WHAT THE TASK ASKS | Exclude all pictures from your copy of the data below, which should otherwise match exactly.

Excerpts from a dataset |
▬▬▬▬▬▬▬▬▬▬

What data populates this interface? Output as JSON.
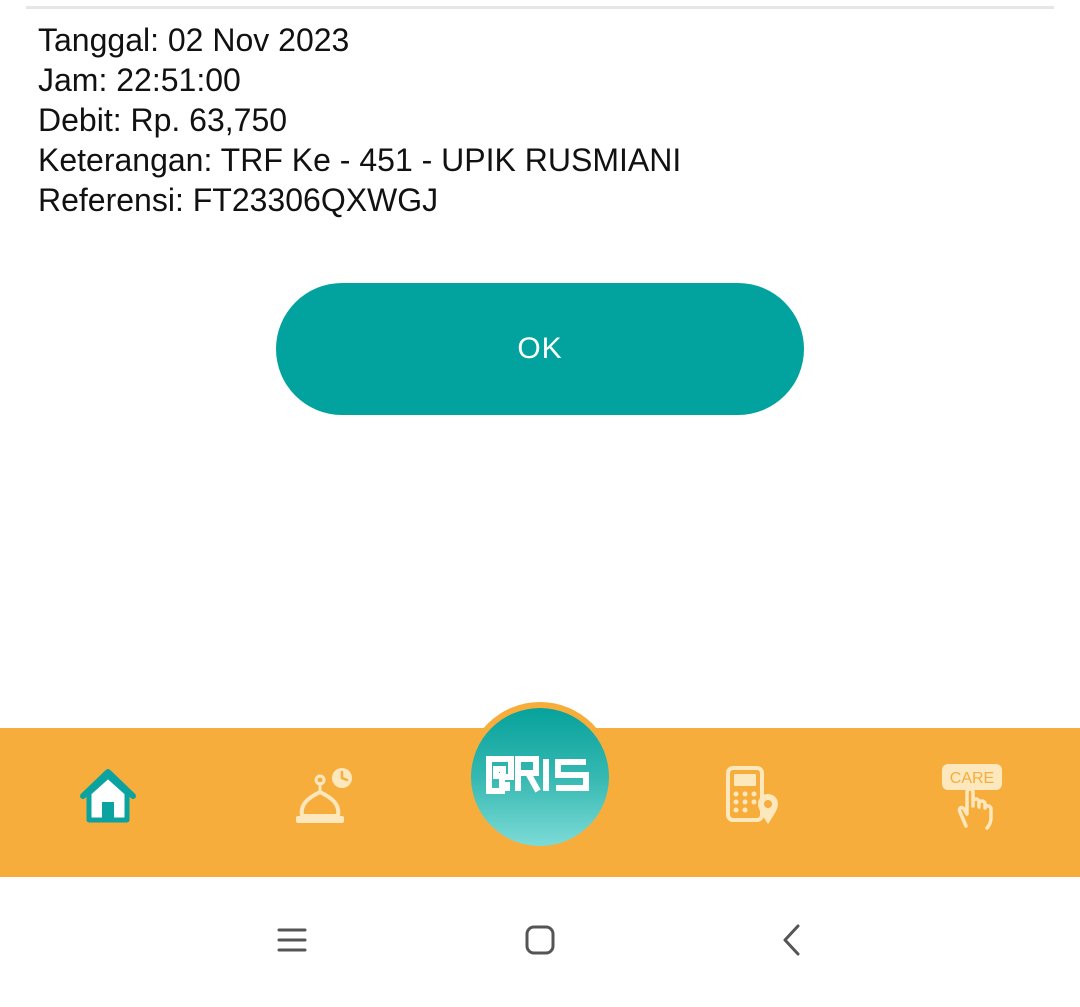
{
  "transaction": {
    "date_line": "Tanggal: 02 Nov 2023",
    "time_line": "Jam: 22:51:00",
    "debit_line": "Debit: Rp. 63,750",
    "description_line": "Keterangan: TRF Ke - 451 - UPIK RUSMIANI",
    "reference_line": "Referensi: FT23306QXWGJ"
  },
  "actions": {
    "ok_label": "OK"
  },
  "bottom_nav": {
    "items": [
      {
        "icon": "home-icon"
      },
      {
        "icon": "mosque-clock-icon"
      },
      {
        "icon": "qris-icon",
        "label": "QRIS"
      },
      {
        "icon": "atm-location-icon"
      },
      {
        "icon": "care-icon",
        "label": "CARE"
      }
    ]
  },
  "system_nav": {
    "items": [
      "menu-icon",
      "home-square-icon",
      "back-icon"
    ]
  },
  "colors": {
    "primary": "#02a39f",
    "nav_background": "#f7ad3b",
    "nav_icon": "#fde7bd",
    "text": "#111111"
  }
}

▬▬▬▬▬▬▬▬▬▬

RESULT |
What data populates this interface? Output as JSON.
{
  "transaction": {
    "date_line": "Tanggal: 02 Nov 2023",
    "time_line": "Jam: 22:51:00",
    "debit_line": "Debit: Rp. 63,750",
    "description_line": "Keterangan: TRF Ke - 451 - UPIK RUSMIANI",
    "reference_line": "Referensi: FT23306QXWGJ"
  },
  "actions": {
    "ok_label": "OK"
  },
  "bottom_nav": {
    "items": [
      {
        "icon": "home-icon"
      },
      {
        "icon": "mosque-clock-icon"
      },
      {
        "icon": "qris-icon",
        "label": "QRIS"
      },
      {
        "icon": "atm-location-icon"
      },
      {
        "icon": "care-icon",
        "label": "CARE"
      }
    ]
  },
  "system_nav": {
    "items": [
      "menu-icon",
      "home-square-icon",
      "back-icon"
    ]
  },
  "colors": {
    "primary": "#02a39f",
    "nav_background": "#f7ad3b",
    "nav_icon": "#fde7bd",
    "text": "#111111"
  }
}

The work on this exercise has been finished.